The media often portrays first dates as extravagant displays of affection typically ending in true love or absolute chaos. However, the community at Andover High School has their own opinion on the accuracy of Hollywood’s portrayal of first dates. Agostino agrees with the media’s depiction of first dates and his logic is that “in most movies the guy falls in love with the princess on the first date and since most girls are princesses I would have to say that Hollywood is spot on.” All jokes aside, Agostino’s message carries a certain truth, which is that every first date is memorable and unforgettable, for good or for worse.

McQuaide, on the other hand, completely disagrees with the media’s definition of a first date. “A first date does not have to be a life changing event,” she said, “Something as small as going for a stroll and enjoying conversation can be satisfying enough. It’s not about the fancy dinners or clothes; it’s really just about two people figuring out whether or not this thing could work.” Both Agostino and McQuaide have unique opinions on what should qualify as a first date, but they can both confirm that first dates are an extremely special experience.

Ahh, first dates. A different image may pop into each person’s head when they hear those two small words.

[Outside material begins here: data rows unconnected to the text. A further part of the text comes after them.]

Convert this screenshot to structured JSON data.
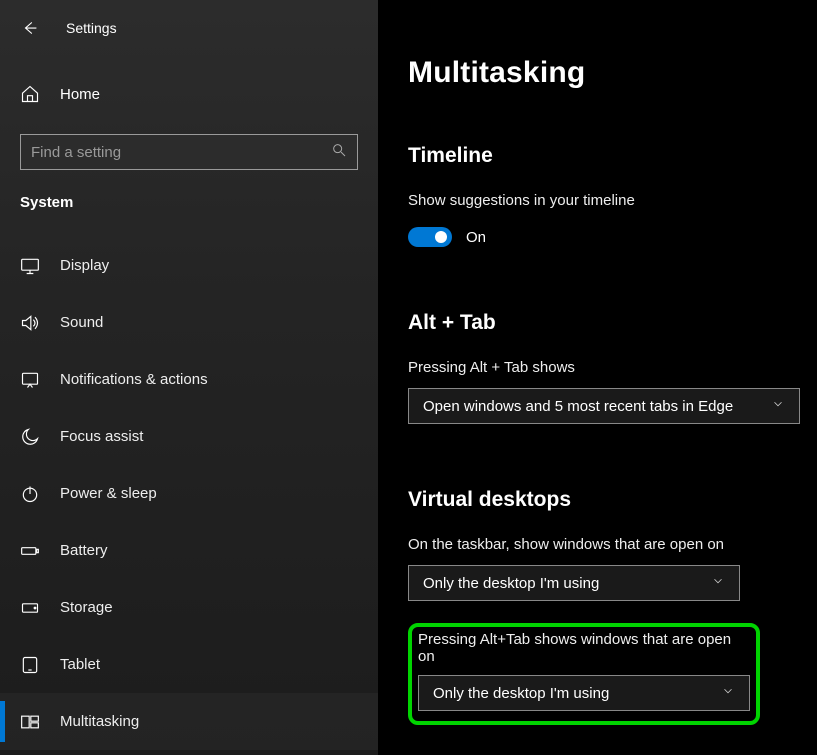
{
  "window": {
    "title": "Settings"
  },
  "sidebar": {
    "home_label": "Home",
    "search_placeholder": "Find a setting",
    "category": "System",
    "items": [
      {
        "label": "Display",
        "icon": "display-icon"
      },
      {
        "label": "Sound",
        "icon": "sound-icon"
      },
      {
        "label": "Notifications & actions",
        "icon": "notifications-icon"
      },
      {
        "label": "Focus assist",
        "icon": "focus-assist-icon"
      },
      {
        "label": "Power & sleep",
        "icon": "power-icon"
      },
      {
        "label": "Battery",
        "icon": "battery-icon"
      },
      {
        "label": "Storage",
        "icon": "storage-icon"
      },
      {
        "label": "Tablet",
        "icon": "tablet-icon"
      },
      {
        "label": "Multitasking",
        "icon": "multitasking-icon"
      }
    ],
    "active_index": 8
  },
  "main": {
    "title": "Multitasking",
    "timeline": {
      "heading": "Timeline",
      "suggestions_label": "Show suggestions in your timeline",
      "toggle_on": true,
      "toggle_state_text": "On"
    },
    "alt_tab": {
      "heading": "Alt + Tab",
      "label": "Pressing Alt + Tab shows",
      "selected": "Open windows and 5 most recent tabs in Edge"
    },
    "virtual_desktops": {
      "heading": "Virtual desktops",
      "taskbar_label": "On the taskbar, show windows that are open on",
      "taskbar_selected": "Only the desktop I'm using",
      "alt_tab_label": "Pressing Alt+Tab shows windows that are open on",
      "alt_tab_selected": "Only the desktop I'm using"
    }
  }
}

For Colby Agostino, it means running back out to the car to get his wallet. For Maddie Rhodes, it means ordering the mac n’ cheese off the kids menu. For Susan Haltmaier, it means dressing to the nines at the New York Opera. As observed, the common stigma behind first dates is the inevitable awkwardness that ensues between two nervous people who are simply trying to get familiar with each other for the first time.

No matter what, however, first dates create lasting memories between two people. They can be either excellent or tragic, but they can almost always generate a good laugh. Whether you’re on a first date like Maddie Rhodes, or observing one like Molly McQuaide, it is clear to see that people tend to act differently (and sometimes clumsily) when their nerves kick into overdrive. That may not be a bad thing though, and as Rhodes puts it: “You really don’t have anything to lose, so you might as well just have fun with it and get as many laughs in as you can.”

By Brooke Lenes